Task requirements ▸ What lines of the data below hold "name"? Show them.

Dataset rows describing interfaces ▸
::::::::

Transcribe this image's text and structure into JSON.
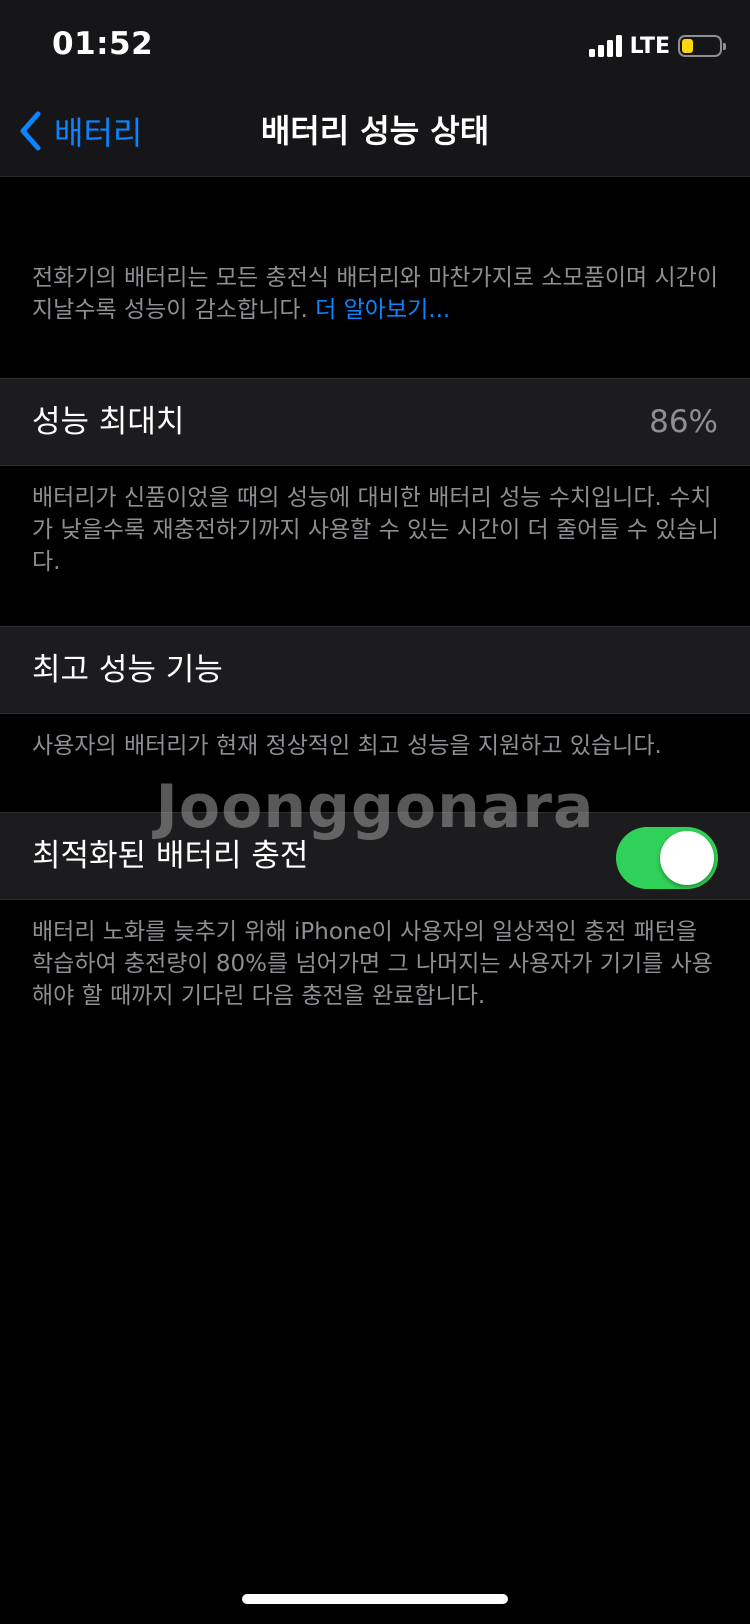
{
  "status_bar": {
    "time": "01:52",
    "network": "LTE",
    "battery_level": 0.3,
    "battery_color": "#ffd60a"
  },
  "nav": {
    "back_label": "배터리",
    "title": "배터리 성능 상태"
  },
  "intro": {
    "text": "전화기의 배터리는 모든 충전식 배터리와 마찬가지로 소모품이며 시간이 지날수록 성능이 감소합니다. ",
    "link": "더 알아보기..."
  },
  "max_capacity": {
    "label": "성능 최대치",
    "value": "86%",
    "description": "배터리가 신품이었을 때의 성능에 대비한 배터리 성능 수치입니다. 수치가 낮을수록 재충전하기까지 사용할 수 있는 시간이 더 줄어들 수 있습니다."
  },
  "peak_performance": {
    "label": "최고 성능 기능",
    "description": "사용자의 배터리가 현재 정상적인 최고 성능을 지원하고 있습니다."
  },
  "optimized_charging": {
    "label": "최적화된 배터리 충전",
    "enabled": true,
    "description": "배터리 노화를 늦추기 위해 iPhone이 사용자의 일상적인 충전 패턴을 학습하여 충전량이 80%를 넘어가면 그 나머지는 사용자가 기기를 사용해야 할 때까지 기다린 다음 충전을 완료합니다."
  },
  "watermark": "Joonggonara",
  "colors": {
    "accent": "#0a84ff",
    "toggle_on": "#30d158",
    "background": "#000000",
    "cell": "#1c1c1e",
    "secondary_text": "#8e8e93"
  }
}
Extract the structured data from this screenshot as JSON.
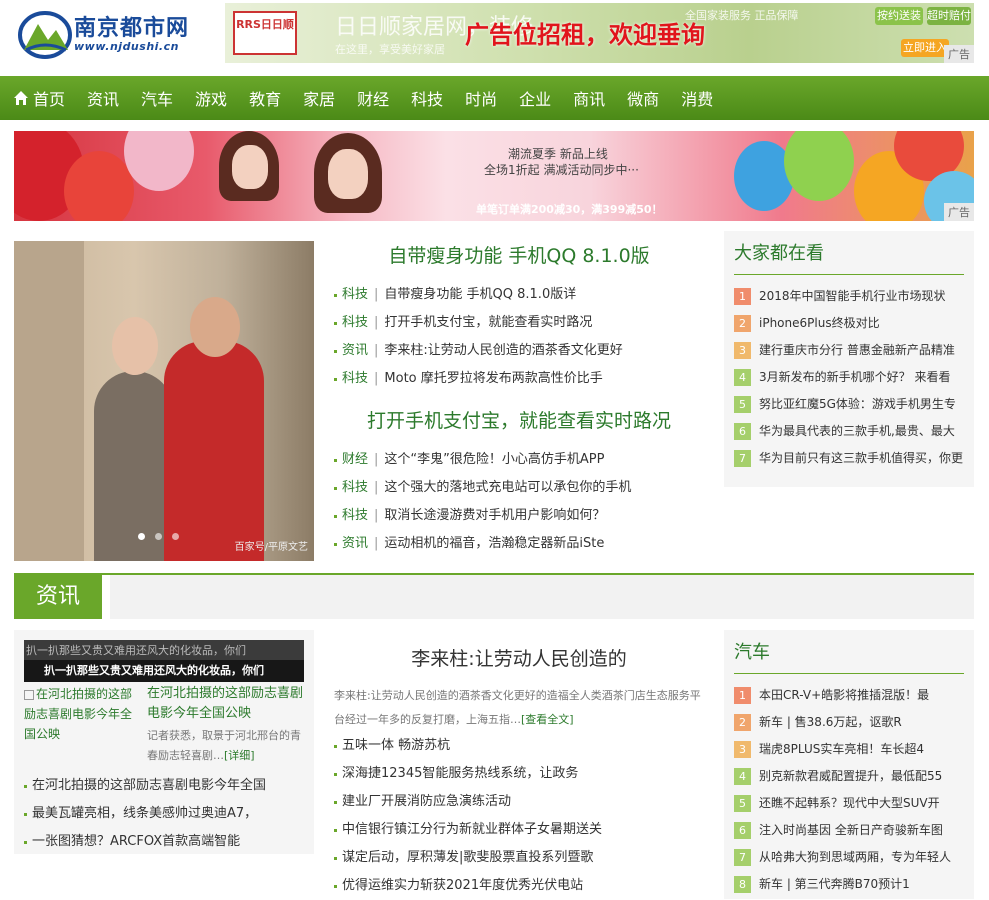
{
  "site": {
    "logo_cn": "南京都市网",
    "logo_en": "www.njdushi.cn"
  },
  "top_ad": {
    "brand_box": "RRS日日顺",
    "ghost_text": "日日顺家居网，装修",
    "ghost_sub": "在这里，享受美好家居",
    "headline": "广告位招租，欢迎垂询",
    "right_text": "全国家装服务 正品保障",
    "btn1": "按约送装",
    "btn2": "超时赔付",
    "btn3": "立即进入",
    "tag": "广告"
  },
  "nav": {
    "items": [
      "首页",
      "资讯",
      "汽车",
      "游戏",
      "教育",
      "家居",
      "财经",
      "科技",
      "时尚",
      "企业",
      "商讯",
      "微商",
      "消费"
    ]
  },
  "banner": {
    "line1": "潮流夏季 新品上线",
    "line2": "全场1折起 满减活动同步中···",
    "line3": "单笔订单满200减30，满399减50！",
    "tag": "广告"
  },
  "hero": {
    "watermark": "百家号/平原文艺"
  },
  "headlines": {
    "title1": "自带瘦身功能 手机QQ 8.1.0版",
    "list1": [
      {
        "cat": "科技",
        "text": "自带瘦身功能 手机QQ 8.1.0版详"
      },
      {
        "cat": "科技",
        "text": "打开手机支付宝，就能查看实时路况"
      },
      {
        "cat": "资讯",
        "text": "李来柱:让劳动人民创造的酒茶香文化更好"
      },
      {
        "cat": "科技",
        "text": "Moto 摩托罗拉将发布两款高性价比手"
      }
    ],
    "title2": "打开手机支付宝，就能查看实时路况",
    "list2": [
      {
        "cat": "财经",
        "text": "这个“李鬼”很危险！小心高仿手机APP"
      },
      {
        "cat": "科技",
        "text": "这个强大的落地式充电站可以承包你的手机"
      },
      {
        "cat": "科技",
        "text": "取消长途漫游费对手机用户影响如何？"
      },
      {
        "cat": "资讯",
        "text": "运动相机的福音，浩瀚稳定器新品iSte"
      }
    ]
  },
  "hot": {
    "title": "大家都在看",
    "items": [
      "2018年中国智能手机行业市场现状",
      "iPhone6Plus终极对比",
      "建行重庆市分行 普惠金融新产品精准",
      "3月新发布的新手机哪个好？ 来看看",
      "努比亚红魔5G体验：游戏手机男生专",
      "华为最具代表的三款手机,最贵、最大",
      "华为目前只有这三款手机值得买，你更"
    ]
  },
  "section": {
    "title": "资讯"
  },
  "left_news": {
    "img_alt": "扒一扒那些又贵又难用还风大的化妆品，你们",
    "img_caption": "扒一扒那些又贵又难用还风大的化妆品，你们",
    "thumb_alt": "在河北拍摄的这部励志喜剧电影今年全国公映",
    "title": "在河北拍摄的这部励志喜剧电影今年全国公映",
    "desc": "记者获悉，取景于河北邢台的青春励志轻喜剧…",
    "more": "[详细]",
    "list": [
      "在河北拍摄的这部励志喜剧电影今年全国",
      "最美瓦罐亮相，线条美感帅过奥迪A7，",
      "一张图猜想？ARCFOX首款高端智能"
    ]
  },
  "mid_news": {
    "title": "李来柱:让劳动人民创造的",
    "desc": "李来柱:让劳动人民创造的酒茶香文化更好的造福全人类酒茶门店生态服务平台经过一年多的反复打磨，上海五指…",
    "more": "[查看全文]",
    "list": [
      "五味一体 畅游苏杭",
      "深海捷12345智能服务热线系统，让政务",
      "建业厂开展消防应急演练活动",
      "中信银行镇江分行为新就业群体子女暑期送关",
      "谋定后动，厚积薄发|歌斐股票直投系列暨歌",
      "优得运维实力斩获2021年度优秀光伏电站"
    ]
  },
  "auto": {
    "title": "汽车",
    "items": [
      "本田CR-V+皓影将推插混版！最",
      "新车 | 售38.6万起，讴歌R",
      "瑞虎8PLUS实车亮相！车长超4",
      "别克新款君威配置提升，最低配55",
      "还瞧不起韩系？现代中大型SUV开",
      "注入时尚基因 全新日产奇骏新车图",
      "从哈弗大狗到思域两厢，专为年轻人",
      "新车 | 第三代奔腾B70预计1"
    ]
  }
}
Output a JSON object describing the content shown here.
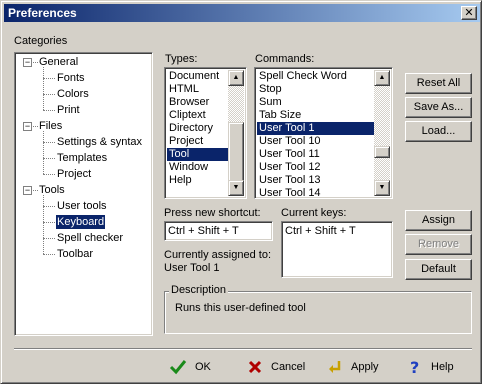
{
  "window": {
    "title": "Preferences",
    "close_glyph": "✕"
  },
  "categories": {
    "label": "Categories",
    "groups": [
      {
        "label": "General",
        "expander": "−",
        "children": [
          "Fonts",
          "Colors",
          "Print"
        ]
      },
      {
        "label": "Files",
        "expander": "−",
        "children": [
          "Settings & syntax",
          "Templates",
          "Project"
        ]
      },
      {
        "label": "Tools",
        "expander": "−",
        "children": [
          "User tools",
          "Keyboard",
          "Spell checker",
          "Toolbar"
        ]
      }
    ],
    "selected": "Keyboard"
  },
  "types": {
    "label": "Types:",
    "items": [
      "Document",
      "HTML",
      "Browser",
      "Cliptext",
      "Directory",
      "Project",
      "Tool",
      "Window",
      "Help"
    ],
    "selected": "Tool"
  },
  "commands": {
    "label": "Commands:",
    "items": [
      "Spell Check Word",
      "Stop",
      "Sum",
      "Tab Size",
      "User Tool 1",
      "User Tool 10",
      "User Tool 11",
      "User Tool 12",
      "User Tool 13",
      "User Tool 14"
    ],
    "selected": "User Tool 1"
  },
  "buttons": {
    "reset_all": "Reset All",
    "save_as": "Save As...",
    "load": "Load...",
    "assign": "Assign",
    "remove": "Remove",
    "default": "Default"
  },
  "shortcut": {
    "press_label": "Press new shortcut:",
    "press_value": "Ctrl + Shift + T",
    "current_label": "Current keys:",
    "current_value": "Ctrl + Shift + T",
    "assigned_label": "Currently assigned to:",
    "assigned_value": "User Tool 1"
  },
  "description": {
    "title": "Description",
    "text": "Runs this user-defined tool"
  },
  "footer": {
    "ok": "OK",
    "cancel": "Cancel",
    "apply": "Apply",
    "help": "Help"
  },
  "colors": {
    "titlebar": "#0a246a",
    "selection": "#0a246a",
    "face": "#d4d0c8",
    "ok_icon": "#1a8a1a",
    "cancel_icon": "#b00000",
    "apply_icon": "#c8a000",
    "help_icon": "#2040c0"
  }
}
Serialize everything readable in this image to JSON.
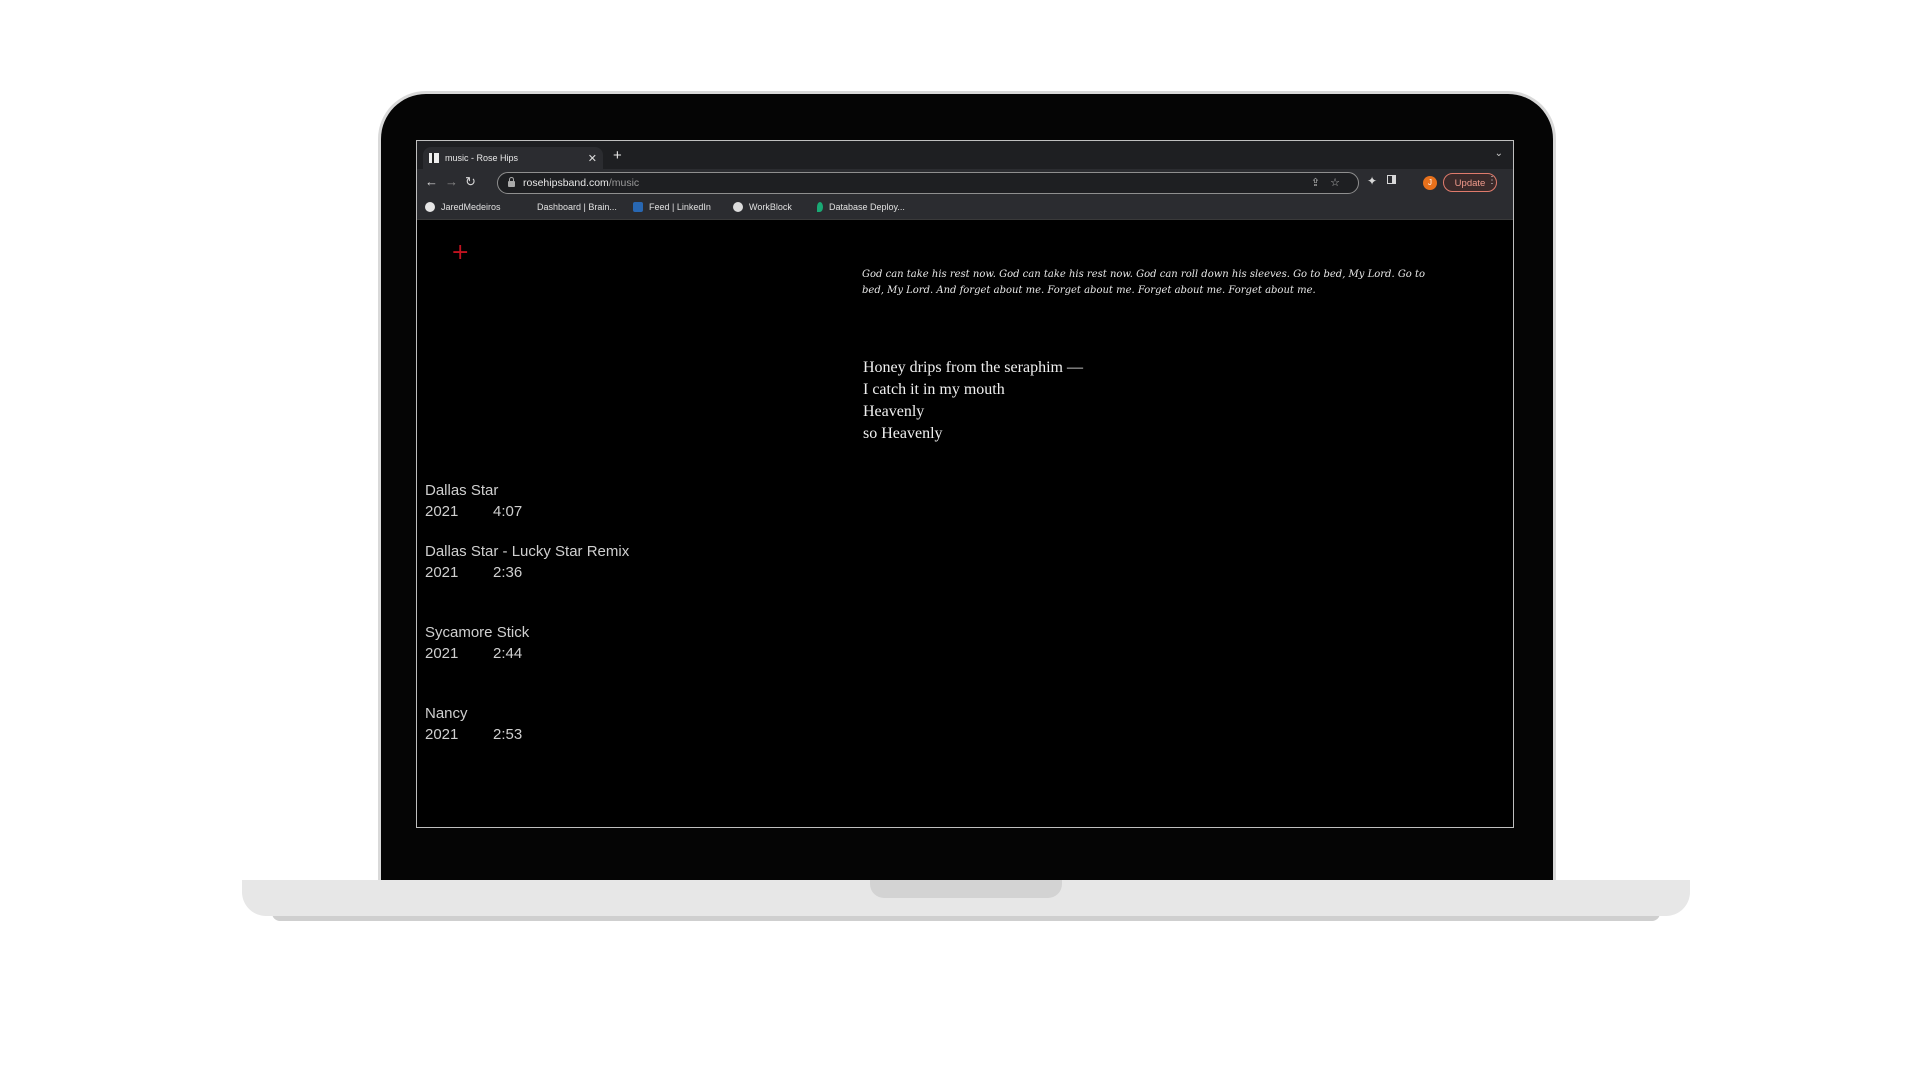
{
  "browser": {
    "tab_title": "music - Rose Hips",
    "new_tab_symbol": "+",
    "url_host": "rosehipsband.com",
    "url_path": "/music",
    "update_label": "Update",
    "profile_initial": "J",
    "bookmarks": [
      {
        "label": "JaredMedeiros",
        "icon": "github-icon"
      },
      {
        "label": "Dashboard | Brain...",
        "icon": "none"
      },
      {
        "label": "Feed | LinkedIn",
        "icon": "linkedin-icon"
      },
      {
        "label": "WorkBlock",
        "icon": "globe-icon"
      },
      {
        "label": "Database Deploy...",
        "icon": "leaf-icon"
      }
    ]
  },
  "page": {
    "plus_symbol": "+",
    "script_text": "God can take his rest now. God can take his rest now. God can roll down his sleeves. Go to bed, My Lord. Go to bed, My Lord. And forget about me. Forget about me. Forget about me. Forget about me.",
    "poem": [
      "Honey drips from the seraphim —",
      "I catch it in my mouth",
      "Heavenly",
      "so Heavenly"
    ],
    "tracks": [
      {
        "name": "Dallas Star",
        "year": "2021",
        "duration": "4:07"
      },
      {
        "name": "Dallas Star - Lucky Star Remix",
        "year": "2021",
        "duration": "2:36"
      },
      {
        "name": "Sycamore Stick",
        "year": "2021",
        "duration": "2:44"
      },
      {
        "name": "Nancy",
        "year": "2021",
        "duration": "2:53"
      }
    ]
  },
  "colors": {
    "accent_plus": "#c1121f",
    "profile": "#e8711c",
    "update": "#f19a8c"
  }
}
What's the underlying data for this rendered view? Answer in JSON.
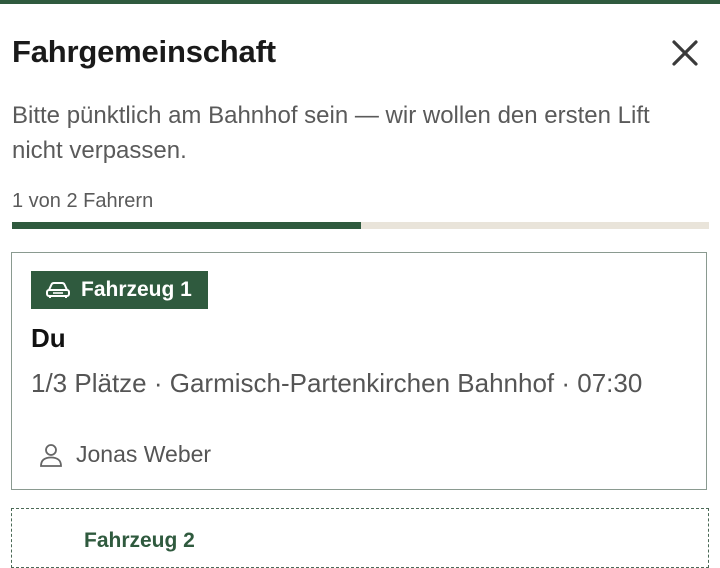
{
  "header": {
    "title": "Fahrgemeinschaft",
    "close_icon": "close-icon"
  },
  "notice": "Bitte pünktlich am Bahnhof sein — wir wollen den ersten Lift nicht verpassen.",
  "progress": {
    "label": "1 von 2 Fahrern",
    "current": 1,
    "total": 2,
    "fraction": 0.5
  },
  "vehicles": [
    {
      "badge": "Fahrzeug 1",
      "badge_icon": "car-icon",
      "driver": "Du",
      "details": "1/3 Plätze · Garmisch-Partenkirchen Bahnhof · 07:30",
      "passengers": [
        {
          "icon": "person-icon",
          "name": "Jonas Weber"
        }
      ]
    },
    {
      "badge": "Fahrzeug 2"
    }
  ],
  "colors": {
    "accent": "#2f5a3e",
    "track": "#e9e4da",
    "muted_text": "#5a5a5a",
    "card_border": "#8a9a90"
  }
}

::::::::

Worked solution ▸
        "name": "Dallas Star",
        "name": "Dallas Star - Lucky Star Remix",
        "name": "Sycamore Stick",
        "name": "Nancy",
          "name": "Jonas Weber"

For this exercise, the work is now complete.